A world away from Edwardian design, on the edge of Hampstead Heath, is a lovely, modest house. When it was built in 1815, it was semi-detached. The owner invited John Keats to live in one half, as his boarder, in 1818. When the owner moved to central London, it was rented to Fanny Brawne’s family. Keats and Brawne fell madly in love and became engaged here. Keats also wrote a number of his most well-known works here — “La Belle Dame Sans Merci” and “Ode to a Nightingale” included.
Keats is probably my favorite poet, if forced to choose one. I enjoy the works of a number of the Romantics (though after I heard Byron called Wordsworth Turdsworth I’ll never forgive him). Weirdly, to me Keats feels so out of time, so ephemeral, I never really thought about where he lived or what he did with his days. It didn’t occur to me to seek out his literary grounds the way it has for so many other favorite authors.
The evening I visited, the Keats House they were holding a Mary Shelley’s Frankenstein event, which was how it popped up on my radar at all. With monster-themed mocktails, Gothic bracelet-making in the basement, and university lecturers, my visit was a true joy. Much of the home has changed a great deal since Keats lived in it, and there are only a few museum pieces but that also means the house is much more flexible. Visitors can roam comfortably and it can host events easily. I had a fantastic time exploring the home and gardens, as well as enjoying a scholarly lecture and making a silly bracelet.
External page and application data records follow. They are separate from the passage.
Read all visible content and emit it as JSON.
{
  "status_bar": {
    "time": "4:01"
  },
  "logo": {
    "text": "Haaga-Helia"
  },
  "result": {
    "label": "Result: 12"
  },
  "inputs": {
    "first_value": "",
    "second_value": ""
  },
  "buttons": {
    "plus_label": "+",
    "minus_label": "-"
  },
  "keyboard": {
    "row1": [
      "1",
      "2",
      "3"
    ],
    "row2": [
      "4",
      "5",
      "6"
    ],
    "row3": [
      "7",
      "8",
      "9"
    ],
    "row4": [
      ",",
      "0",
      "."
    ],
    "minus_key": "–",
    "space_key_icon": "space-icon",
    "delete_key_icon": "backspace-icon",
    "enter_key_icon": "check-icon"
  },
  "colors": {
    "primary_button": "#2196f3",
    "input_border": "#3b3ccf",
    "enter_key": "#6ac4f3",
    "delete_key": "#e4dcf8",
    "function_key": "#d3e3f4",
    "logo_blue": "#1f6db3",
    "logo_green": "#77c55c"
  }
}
When you travel, be sure to seek out these small house museums. I promise the immersion you’ll feel will make a much more lasting impact than a dip into a famous gallery.